Task instructions
Count how many lines below include the word "Fletcher". Answer with a number only.

Excerpts from an interface dataset
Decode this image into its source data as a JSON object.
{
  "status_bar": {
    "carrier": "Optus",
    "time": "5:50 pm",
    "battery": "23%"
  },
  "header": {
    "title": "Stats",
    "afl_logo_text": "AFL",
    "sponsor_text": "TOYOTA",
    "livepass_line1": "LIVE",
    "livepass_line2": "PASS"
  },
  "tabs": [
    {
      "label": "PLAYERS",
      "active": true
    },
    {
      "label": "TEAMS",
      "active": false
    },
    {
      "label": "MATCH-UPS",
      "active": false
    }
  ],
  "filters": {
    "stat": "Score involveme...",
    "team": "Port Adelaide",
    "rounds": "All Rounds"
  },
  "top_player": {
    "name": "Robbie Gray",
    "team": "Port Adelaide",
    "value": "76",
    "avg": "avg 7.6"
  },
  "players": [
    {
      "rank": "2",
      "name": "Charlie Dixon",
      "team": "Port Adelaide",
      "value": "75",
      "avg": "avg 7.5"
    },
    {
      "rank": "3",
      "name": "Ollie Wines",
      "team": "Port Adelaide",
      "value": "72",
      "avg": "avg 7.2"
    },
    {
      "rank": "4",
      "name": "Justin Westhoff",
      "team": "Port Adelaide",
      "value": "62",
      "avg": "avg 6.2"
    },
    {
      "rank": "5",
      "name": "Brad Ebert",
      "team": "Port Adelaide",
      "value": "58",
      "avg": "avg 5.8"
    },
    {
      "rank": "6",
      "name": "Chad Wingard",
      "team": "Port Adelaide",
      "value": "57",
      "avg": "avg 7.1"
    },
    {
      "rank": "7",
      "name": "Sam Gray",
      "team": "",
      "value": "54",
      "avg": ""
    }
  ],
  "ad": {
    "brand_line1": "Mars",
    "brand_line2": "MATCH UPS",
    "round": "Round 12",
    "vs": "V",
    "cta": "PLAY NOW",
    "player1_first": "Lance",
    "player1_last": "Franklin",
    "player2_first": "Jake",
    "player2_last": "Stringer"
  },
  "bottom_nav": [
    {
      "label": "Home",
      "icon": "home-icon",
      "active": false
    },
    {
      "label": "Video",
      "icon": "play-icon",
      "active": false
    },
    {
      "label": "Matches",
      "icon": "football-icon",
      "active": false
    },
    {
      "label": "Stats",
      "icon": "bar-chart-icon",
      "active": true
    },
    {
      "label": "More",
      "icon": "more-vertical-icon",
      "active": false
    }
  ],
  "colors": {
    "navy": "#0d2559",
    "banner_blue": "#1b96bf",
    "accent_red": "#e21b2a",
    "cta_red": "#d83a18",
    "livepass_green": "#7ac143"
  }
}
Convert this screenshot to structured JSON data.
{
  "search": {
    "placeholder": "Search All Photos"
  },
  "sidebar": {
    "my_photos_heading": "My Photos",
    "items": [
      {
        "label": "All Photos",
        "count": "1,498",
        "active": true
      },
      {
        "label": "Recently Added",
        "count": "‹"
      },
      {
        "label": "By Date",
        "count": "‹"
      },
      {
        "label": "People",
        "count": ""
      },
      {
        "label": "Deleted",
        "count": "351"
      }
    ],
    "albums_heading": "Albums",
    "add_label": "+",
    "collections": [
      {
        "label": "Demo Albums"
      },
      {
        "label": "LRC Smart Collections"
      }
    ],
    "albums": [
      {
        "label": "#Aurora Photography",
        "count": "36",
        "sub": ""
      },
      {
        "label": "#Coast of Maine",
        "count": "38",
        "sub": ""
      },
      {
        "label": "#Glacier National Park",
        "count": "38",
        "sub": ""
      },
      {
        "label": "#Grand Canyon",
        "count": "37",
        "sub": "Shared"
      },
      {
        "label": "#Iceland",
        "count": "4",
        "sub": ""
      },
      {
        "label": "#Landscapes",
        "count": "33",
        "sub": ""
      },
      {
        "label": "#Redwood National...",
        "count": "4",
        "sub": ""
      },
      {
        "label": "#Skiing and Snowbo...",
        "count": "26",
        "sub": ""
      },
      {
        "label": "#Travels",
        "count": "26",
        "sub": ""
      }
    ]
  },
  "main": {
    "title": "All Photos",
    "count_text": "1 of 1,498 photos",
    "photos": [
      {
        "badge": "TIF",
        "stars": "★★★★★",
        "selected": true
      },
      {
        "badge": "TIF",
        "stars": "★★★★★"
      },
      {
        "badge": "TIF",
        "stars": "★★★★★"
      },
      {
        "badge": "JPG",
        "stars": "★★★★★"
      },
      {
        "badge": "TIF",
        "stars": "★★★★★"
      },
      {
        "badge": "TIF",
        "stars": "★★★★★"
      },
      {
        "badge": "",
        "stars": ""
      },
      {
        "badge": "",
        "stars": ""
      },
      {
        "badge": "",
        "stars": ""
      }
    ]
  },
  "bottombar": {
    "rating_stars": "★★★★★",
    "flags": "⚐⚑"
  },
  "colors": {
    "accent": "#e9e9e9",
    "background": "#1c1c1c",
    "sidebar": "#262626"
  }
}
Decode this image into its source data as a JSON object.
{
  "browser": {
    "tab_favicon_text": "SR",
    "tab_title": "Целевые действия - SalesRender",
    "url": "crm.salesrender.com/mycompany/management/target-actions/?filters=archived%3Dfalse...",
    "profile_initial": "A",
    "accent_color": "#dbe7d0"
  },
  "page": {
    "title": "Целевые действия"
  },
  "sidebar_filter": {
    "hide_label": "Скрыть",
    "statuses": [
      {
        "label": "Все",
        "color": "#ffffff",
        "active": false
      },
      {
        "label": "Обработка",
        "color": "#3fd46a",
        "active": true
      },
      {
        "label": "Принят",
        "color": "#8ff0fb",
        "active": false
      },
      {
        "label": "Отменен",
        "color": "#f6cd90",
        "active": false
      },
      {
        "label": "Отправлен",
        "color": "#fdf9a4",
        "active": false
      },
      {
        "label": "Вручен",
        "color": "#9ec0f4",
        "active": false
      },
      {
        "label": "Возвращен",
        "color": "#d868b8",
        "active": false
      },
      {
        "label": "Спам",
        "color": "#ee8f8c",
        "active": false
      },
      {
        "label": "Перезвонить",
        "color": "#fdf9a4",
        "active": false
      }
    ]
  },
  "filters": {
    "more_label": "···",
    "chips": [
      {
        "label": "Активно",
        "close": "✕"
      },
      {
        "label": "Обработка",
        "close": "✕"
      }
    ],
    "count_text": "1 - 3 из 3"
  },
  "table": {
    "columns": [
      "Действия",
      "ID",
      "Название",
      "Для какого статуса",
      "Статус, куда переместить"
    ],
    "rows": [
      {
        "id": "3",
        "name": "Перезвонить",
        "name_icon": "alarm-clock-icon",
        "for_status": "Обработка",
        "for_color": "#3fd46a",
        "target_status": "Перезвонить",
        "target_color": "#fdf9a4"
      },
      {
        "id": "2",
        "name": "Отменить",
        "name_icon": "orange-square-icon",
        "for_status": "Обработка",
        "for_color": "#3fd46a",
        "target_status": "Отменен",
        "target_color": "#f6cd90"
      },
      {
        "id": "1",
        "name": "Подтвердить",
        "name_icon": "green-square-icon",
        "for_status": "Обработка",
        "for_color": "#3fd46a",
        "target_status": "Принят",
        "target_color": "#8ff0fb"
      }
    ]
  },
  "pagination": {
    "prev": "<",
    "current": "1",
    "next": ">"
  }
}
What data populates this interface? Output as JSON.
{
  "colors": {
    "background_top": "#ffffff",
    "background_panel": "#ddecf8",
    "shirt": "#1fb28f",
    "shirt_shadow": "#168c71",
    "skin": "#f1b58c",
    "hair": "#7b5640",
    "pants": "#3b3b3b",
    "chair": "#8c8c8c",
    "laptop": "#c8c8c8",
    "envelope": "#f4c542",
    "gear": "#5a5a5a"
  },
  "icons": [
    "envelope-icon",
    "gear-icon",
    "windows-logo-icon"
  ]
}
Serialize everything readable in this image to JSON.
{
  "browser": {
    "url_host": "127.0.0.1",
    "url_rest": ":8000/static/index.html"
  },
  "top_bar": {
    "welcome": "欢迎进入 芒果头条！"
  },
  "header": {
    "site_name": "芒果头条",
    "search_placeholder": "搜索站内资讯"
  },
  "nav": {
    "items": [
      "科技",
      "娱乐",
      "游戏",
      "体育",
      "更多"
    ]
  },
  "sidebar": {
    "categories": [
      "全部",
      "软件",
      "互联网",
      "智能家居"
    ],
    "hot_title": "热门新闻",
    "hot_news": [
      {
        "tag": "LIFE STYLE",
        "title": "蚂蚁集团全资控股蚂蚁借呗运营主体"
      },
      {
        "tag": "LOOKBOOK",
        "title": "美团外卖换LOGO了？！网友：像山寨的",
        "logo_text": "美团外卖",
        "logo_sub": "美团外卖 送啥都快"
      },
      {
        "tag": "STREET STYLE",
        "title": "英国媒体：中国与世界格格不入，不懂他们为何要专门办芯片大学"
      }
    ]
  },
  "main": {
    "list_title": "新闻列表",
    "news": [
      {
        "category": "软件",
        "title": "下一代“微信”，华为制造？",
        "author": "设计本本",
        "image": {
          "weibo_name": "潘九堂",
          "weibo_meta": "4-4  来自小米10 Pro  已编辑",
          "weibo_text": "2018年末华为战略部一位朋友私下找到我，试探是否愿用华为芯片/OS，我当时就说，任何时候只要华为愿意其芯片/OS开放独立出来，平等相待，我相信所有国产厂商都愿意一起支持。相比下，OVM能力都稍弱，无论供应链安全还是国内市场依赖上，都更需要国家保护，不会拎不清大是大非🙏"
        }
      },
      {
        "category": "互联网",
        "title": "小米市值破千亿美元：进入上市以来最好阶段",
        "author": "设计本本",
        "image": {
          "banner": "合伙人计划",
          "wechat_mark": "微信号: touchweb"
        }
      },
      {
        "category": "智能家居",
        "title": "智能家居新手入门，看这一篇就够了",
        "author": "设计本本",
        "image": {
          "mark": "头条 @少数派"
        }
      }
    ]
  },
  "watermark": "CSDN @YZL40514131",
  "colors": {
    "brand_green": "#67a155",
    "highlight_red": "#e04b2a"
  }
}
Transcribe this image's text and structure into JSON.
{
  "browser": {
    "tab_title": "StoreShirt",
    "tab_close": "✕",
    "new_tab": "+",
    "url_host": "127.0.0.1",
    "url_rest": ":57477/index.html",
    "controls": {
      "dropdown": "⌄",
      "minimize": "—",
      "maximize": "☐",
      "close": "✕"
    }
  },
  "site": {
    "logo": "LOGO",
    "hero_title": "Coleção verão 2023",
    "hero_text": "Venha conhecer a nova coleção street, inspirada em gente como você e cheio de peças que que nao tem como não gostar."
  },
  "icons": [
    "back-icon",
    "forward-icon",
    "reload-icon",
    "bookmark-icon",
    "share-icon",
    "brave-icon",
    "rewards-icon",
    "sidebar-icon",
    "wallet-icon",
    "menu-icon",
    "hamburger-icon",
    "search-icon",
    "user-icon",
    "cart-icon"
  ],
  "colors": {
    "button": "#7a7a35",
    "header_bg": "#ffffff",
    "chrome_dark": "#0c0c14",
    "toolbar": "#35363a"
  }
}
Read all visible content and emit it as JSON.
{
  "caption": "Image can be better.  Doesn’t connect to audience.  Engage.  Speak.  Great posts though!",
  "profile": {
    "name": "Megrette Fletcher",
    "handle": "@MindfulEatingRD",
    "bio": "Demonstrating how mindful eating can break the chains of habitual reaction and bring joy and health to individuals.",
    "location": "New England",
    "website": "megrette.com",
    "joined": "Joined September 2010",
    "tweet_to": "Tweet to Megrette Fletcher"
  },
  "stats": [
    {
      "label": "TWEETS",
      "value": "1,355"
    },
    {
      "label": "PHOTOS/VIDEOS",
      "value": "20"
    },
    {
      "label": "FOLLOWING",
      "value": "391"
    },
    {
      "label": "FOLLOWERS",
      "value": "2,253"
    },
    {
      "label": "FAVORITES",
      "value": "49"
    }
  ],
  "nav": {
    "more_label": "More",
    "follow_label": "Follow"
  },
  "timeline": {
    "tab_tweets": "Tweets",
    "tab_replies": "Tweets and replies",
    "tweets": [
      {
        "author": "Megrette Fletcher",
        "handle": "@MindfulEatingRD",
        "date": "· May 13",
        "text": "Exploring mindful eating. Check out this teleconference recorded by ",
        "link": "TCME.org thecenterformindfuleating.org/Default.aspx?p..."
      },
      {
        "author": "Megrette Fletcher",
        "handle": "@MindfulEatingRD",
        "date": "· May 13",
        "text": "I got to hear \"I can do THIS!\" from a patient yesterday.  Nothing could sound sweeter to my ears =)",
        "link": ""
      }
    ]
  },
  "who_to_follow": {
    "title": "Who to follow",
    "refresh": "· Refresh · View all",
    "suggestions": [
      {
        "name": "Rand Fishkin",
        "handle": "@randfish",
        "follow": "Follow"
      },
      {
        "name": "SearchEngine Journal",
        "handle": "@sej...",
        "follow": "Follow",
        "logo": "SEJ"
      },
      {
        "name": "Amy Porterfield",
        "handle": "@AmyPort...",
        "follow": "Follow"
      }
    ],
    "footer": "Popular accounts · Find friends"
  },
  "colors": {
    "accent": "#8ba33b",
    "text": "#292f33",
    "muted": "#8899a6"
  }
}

Answer to this exercise
4